**Exercise aim:**
Copy out every line of the listing in which "icon" appears.

**Material for this exercise:**

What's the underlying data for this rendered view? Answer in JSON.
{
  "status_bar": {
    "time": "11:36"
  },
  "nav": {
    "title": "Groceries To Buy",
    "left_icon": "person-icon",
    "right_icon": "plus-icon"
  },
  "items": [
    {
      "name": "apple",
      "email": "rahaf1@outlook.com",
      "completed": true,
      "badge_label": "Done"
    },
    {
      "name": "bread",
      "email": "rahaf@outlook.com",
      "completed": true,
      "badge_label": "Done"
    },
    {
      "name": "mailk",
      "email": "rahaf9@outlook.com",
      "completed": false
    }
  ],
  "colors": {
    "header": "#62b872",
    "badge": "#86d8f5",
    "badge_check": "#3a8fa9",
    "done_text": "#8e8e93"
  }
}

**Result for this exercise:**
    "left_icon": "person-icon",
    "right_icon": "plus-icon"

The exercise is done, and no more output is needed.